**Work item**
Each entry should be returned exactly as written, with no pictures carried over.

Data about app and page elements
════════════════════
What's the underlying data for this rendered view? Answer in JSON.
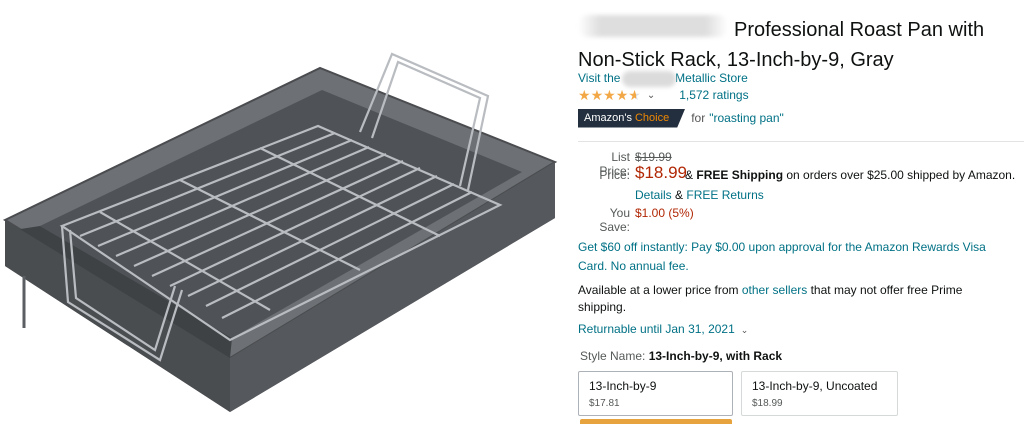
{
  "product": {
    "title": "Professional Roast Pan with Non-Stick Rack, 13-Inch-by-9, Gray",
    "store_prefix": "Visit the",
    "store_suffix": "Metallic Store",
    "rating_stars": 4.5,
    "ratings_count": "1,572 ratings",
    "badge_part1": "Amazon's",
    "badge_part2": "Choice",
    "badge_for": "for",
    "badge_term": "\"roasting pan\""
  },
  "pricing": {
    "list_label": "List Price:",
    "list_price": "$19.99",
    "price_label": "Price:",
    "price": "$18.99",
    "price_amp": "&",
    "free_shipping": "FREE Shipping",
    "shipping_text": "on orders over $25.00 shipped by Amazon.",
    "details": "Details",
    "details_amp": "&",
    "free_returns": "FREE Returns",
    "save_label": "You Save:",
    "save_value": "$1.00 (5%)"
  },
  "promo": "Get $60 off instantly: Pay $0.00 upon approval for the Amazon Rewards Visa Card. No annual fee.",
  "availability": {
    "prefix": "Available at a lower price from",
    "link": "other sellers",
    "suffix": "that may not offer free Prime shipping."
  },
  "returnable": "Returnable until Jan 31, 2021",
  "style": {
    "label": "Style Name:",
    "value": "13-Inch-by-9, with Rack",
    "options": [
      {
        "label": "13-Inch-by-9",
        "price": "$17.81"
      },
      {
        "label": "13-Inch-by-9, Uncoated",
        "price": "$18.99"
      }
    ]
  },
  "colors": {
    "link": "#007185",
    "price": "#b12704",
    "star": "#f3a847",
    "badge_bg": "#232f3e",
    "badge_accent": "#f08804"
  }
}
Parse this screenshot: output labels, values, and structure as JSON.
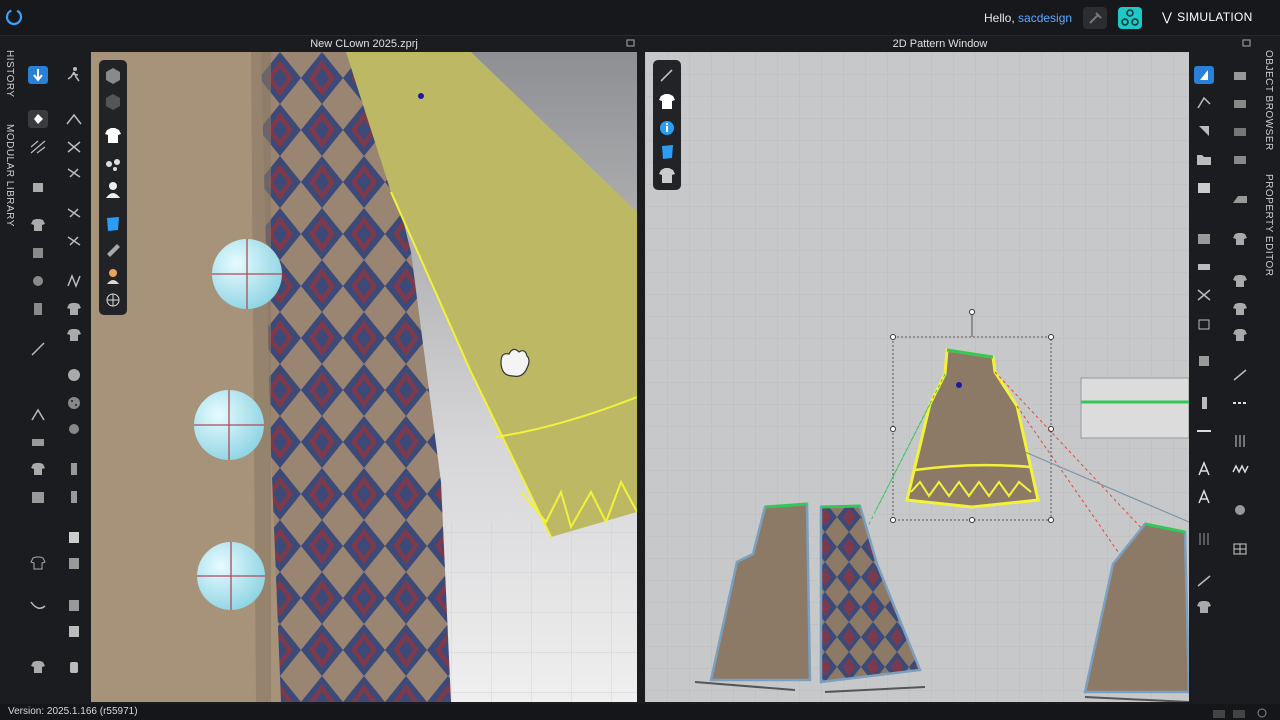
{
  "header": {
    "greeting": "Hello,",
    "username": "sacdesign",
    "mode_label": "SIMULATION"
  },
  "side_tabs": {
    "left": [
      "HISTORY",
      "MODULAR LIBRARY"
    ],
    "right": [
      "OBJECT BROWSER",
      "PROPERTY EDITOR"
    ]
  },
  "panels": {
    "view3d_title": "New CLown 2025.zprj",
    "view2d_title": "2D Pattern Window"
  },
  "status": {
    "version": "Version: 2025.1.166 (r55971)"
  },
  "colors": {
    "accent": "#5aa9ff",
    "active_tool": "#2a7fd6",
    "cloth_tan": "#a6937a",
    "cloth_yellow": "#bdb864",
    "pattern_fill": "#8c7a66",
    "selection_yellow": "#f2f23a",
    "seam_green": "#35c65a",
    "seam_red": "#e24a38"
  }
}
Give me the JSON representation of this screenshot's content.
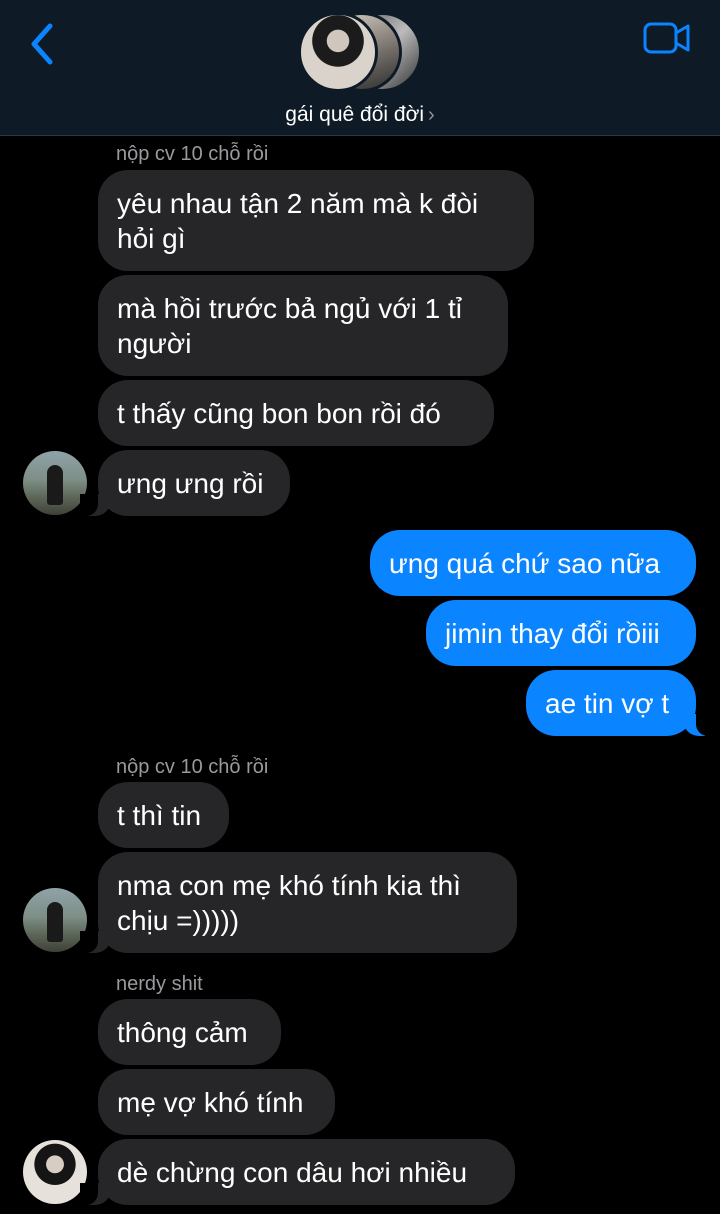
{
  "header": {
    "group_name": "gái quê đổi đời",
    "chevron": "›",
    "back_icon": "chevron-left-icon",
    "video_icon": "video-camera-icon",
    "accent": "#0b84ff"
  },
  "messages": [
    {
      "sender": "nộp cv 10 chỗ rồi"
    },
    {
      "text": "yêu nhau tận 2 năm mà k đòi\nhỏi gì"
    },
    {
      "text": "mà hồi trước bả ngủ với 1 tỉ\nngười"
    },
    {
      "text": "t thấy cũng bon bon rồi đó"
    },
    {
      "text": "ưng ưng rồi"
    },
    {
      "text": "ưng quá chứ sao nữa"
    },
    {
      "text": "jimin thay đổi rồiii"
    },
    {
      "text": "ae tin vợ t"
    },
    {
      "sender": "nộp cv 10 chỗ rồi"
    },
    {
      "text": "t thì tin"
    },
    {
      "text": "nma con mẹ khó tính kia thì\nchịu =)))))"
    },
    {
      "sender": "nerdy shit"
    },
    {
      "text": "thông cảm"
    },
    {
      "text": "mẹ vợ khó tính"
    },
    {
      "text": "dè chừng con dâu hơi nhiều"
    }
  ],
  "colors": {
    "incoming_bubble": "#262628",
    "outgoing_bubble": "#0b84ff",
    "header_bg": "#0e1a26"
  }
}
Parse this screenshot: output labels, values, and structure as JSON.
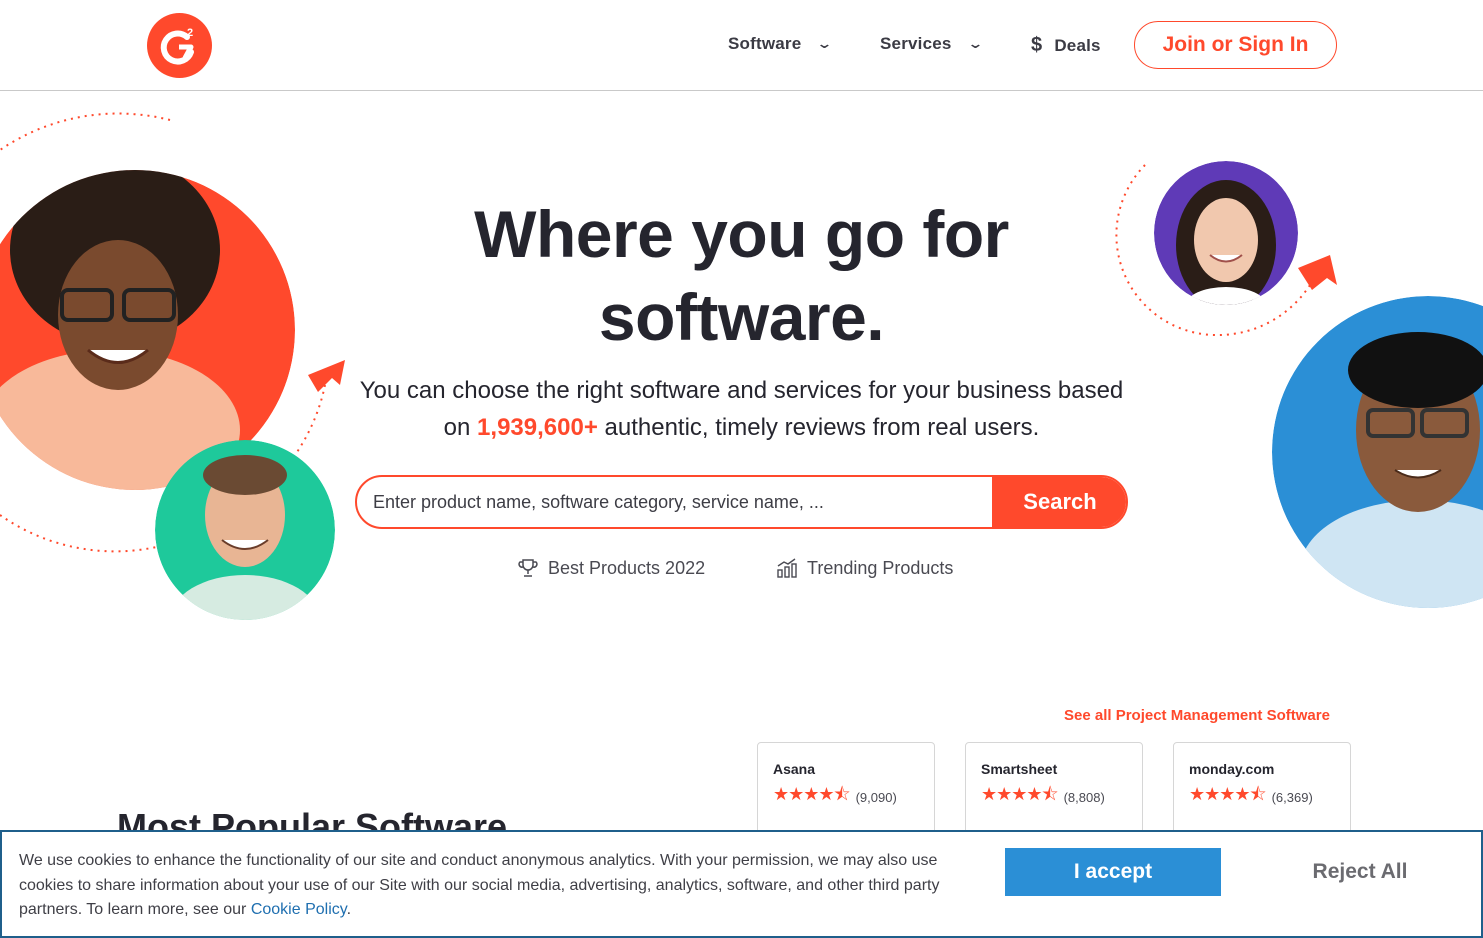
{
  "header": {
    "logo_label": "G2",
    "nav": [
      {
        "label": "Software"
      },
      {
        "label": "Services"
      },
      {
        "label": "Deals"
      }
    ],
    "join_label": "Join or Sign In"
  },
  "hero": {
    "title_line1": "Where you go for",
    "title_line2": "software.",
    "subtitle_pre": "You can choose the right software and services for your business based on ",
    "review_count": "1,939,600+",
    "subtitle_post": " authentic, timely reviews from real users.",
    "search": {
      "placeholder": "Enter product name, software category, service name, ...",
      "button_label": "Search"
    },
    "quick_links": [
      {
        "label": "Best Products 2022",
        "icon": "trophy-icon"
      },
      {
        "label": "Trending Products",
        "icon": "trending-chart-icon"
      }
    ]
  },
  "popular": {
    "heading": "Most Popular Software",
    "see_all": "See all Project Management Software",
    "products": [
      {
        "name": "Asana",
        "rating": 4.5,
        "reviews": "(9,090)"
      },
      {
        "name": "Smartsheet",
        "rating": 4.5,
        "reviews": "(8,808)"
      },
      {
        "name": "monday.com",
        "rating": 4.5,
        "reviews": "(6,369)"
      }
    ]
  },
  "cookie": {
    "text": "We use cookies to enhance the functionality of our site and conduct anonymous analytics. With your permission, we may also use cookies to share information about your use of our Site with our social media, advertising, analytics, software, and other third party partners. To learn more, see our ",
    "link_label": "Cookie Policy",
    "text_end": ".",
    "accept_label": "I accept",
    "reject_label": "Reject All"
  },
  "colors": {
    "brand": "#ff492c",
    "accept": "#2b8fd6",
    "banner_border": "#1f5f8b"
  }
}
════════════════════
**Result for this exercise**
What's the underlying data for this rendered view? Answer in JSON.
{
  "product": {
    "title": "Professional Roast Pan with Non-Stick Rack, 13-Inch-by-9, Gray",
    "store_prefix": "Visit the",
    "store_suffix": "Metallic Store",
    "rating_stars": 4.5,
    "ratings_count": "1,572 ratings",
    "badge_part1": "Amazon's",
    "badge_part2": "Choice",
    "badge_for": "for",
    "badge_term": "\"roasting pan\""
  },
  "pricing": {
    "list_label": "List Price:",
    "list_price": "$19.99",
    "price_label": "Price:",
    "price": "$18.99",
    "price_amp": "&",
    "free_shipping": "FREE Shipping",
    "shipping_text": "on orders over $25.00 shipped by Amazon.",
    "details": "Details",
    "details_amp": "&",
    "free_returns": "FREE Returns",
    "save_label": "You Save:",
    "save_value": "$1.00 (5%)"
  },
  "promo": "Get $60 off instantly: Pay $0.00 upon approval for the Amazon Rewards Visa Card. No annual fee.",
  "availability": {
    "prefix": "Available at a lower price from",
    "link": "other sellers",
    "suffix": "that may not offer free Prime shipping."
  },
  "returnable": "Returnable until Jan 31, 2021",
  "style": {
    "label": "Style Name:",
    "value": "13-Inch-by-9, with Rack",
    "options": [
      {
        "label": "13-Inch-by-9",
        "price": "$17.81"
      },
      {
        "label": "13-Inch-by-9, Uncoated",
        "price": "$18.99"
      }
    ]
  },
  "colors": {
    "link": "#007185",
    "price": "#b12704",
    "star": "#f3a847",
    "badge_bg": "#232f3e",
    "badge_accent": "#f08804"
  }
}
Parse this screenshot: output labels, values, and structure as JSON.
{
  "header": {
    "greeting": "Hello,",
    "username": "sacdesign",
    "mode_label": "SIMULATION"
  },
  "side_tabs": {
    "left": [
      "HISTORY",
      "MODULAR LIBRARY"
    ],
    "right": [
      "OBJECT BROWSER",
      "PROPERTY EDITOR"
    ]
  },
  "panels": {
    "view3d_title": "New CLown 2025.zprj",
    "view2d_title": "2D Pattern Window"
  },
  "status": {
    "version": "Version: 2025.1.166 (r55971)"
  },
  "colors": {
    "accent": "#5aa9ff",
    "active_tool": "#2a7fd6",
    "cloth_tan": "#a6937a",
    "cloth_yellow": "#bdb864",
    "pattern_fill": "#8c7a66",
    "selection_yellow": "#f2f23a",
    "seam_green": "#35c65a",
    "seam_red": "#e24a38"
  }
}
Give me the JSON representation of this screenshot's content.
{
  "header": {
    "group_name": "gái quê đổi đời",
    "chevron": "›",
    "back_icon": "chevron-left-icon",
    "video_icon": "video-camera-icon",
    "accent": "#0b84ff"
  },
  "messages": [
    {
      "sender": "nộp cv 10 chỗ rồi"
    },
    {
      "text": "yêu nhau tận 2 năm mà k đòi\nhỏi gì"
    },
    {
      "text": "mà hồi trước bả ngủ với 1 tỉ\nngười"
    },
    {
      "text": "t thấy cũng bon bon rồi đó"
    },
    {
      "text": "ưng ưng rồi"
    },
    {
      "text": "ưng quá chứ sao nữa"
    },
    {
      "text": "jimin thay đổi rồiii"
    },
    {
      "text": "ae tin vợ t"
    },
    {
      "sender": "nộp cv 10 chỗ rồi"
    },
    {
      "text": "t thì tin"
    },
    {
      "text": "nma con mẹ khó tính kia thì\nchịu =)))))"
    },
    {
      "sender": "nerdy shit"
    },
    {
      "text": "thông cảm"
    },
    {
      "text": "mẹ vợ khó tính"
    },
    {
      "text": "dè chừng con dâu hơi nhiều"
    }
  ],
  "colors": {
    "incoming_bubble": "#262628",
    "outgoing_bubble": "#0b84ff",
    "header_bg": "#0e1a26"
  }
}
Parse this screenshot: output labels, values, and structure as JSON.
{
  "header": {
    "logo_label": "G2",
    "nav": [
      {
        "label": "Software"
      },
      {
        "label": "Services"
      },
      {
        "label": "Deals"
      }
    ],
    "join_label": "Join or Sign In"
  },
  "hero": {
    "title_line1": "Where you go for",
    "title_line2": "software.",
    "subtitle_pre": "You can choose the right software and services for your business based on ",
    "review_count": "1,939,600+",
    "subtitle_post": " authentic, timely reviews from real users.",
    "search": {
      "placeholder": "Enter product name, software category, service name, ...",
      "button_label": "Search"
    },
    "quick_links": [
      {
        "label": "Best Products 2022",
        "icon": "trophy-icon"
      },
      {
        "label": "Trending Products",
        "icon": "trending-chart-icon"
      }
    ]
  },
  "popular": {
    "heading": "Most Popular Software",
    "see_all": "See all Project Management Software",
    "products": [
      {
        "name": "Asana",
        "rating": 4.5,
        "reviews": "(9,090)"
      },
      {
        "name": "Smartsheet",
        "rating": 4.5,
        "reviews": "(8,808)"
      },
      {
        "name": "monday.com",
        "rating": 4.5,
        "reviews": "(6,369)"
      }
    ]
  },
  "cookie": {
    "text": "We use cookies to enhance the functionality of our site and conduct anonymous analytics. With your permission, we may also use cookies to share information about your use of our Site with our social media, advertising, analytics, software, and other third party partners. To learn more, see our ",
    "link_label": "Cookie Policy",
    "text_end": ".",
    "accept_label": "I accept",
    "reject_label": "Reject All"
  },
  "colors": {
    "brand": "#ff492c",
    "accept": "#2b8fd6",
    "banner_border": "#1f5f8b"
  }
}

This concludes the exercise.